App and web page records:
====
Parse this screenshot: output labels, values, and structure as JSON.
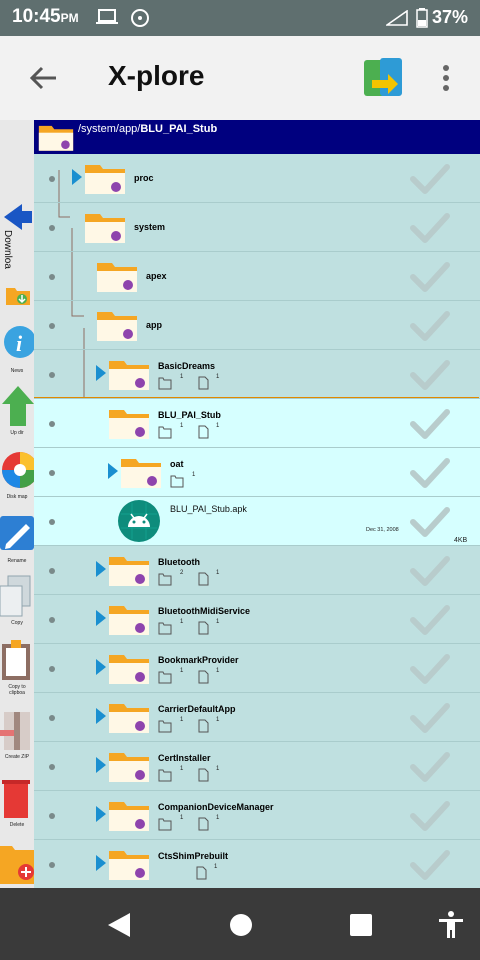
{
  "status": {
    "time": "10:45",
    "ampm": "PM",
    "battery": "37%"
  },
  "appbar": {
    "title": "X-plore"
  },
  "toolbar": {
    "vertical_label": "Downloa",
    "items": [
      "News",
      "Up dir",
      "Disk map",
      "Rename",
      "Copy",
      "Copy to clipboa",
      "Create ZIP",
      "Delete"
    ]
  },
  "path": {
    "prefix": "/system/app/",
    "current": "BLU_PAI_Stub"
  },
  "rows": [
    {
      "name": "proc",
      "type": "folder"
    },
    {
      "name": "system",
      "type": "folder"
    },
    {
      "name": "apex",
      "type": "folder"
    },
    {
      "name": "app",
      "type": "folder"
    },
    {
      "name": "BasicDreams",
      "type": "folder",
      "dirs": "1",
      "files": "1"
    },
    {
      "name": "BLU_PAI_Stub",
      "type": "folder",
      "dirs": "1",
      "files": "1"
    },
    {
      "name": "oat",
      "type": "folder",
      "dirs": "1"
    },
    {
      "name": "BLU_PAI_Stub.apk",
      "type": "apk",
      "date": "Dec 31, 2008",
      "size": "4KB"
    },
    {
      "name": "Bluetooth",
      "type": "folder",
      "dirs": "2",
      "files": "1"
    },
    {
      "name": "BluetoothMidiService",
      "type": "folder",
      "dirs": "1",
      "files": "1"
    },
    {
      "name": "BookmarkProvider",
      "type": "folder",
      "dirs": "1",
      "files": "1"
    },
    {
      "name": "CarrierDefaultApp",
      "type": "folder",
      "dirs": "1",
      "files": "1"
    },
    {
      "name": "CertInstaller",
      "type": "folder",
      "dirs": "1",
      "files": "1"
    },
    {
      "name": "CompanionDeviceManager",
      "type": "folder",
      "dirs": "1",
      "files": "1"
    },
    {
      "name": "CtsShimPrebuilt",
      "type": "folder",
      "files": "1"
    }
  ]
}
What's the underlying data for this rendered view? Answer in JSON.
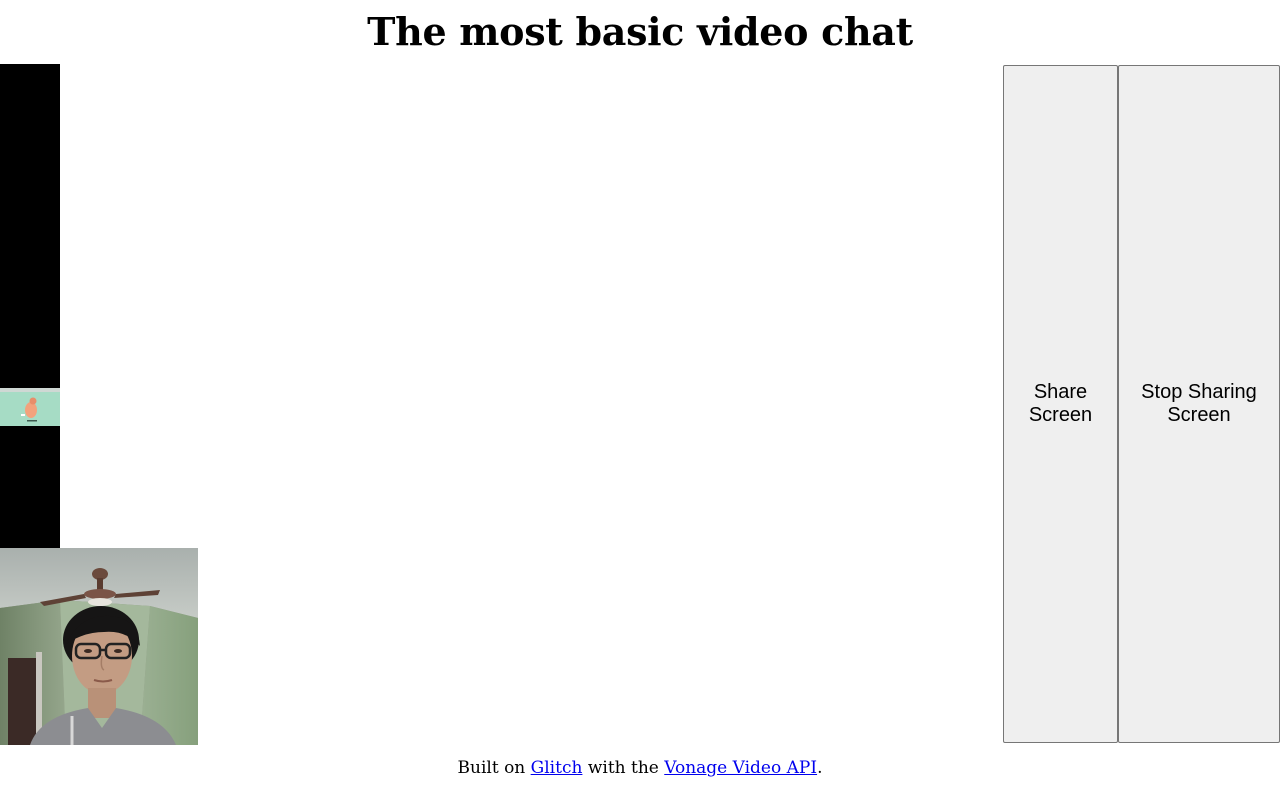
{
  "page": {
    "title": "The most basic video chat"
  },
  "video": {
    "remote_stream": "remote-screen-share-stream",
    "self_view": "local-camera-stream"
  },
  "controls": {
    "share_label": "Share Screen",
    "stop_label": "Stop Sharing Screen"
  },
  "footer": {
    "prefix": "Built on ",
    "glitch_link": "Glitch",
    "middle": " with the ",
    "vonage_link": "Vonage Video API",
    "suffix": "."
  },
  "colors": {
    "button_bg": "#efefef",
    "button_border": "#767676",
    "link": "#0000ee",
    "video_bg": "#000000",
    "screen_thumb_mint": "#a6dcc5"
  }
}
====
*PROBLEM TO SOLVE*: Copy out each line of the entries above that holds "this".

*RESULT OF THE EXERCISE*:
Parse this screenshot: output labels, values, and structure as JSON.
What's the underlying data for this rendered view? Answer in JSON.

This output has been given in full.